To catch the sunset through the hole on New Year’s Day it was necessary to take the photograph at 3.15 pm, standing a little to the left of the stone. Perhaps the alignment with the sun would be exact at the winter solstice, ten days earlier, an indication of the care and precision with which the massive stone was erected. If so, then North Ronaldsay’s ‘stan stane’ should join Maeshowe in showing, in its unique way, the significance of the winter solstice in neolithic culture.
This is extremely interesting, and we’re going to follow up with further links.
And for another opening into Orkney’s archaeoastronomy, there’s a particularly interesting section on Sigurd Towrie’s Orkneyjar site. The site itself is recognised as one of the finest places anywhere for insights and information into Orkney’s past.

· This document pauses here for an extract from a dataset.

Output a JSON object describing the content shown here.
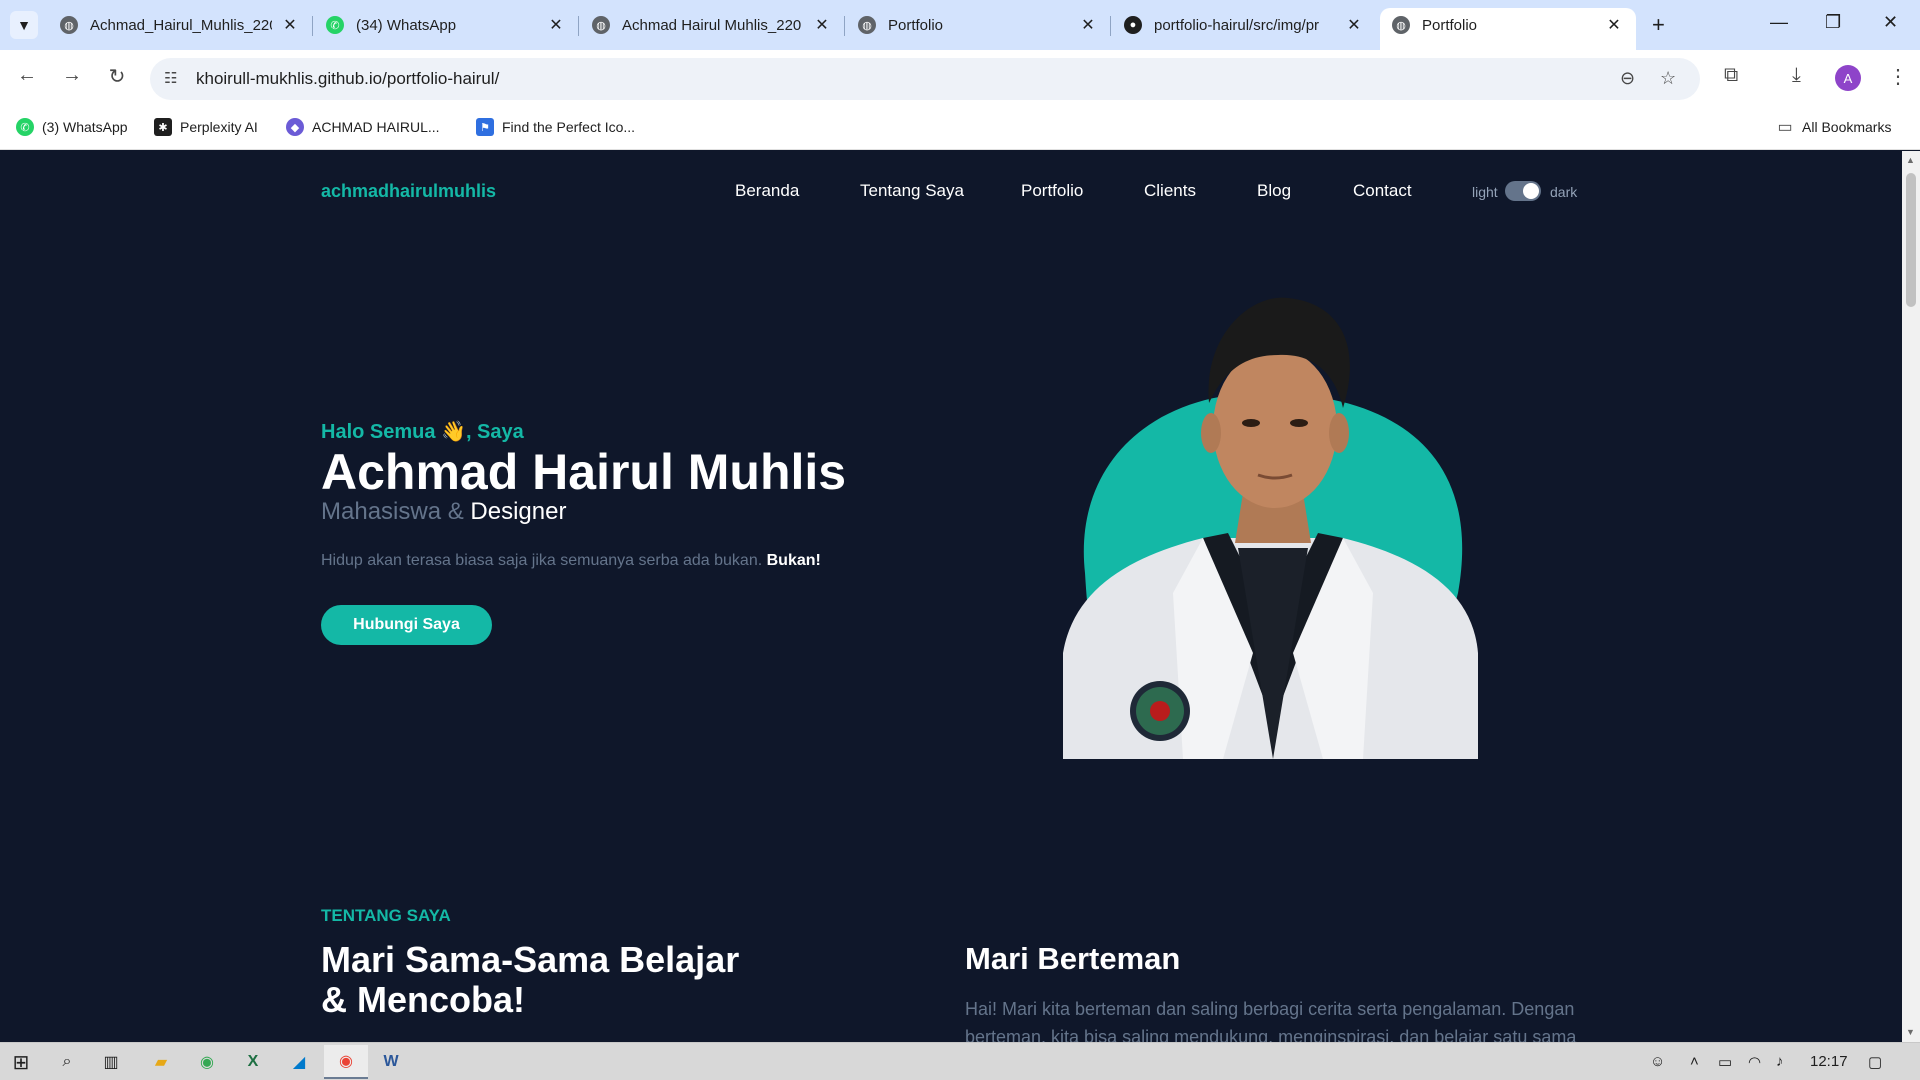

It’s always up with the latest news, and provides authoritative assessments of developments.
Sigurd has been looking at the conclusions coming from some other areas where stone circles are found, which suggest a layout on the ground that maps parts of the constellation of Orion. He’s looked at the three Orkney stone circles of Bookan, Brodgar and Stenness, and argues that these could be laid out in the shape of the stars of Orion’s Belt.
The argument is careful and clear, the approach thoughtful, and it really opens up some fascinating directions for investigation.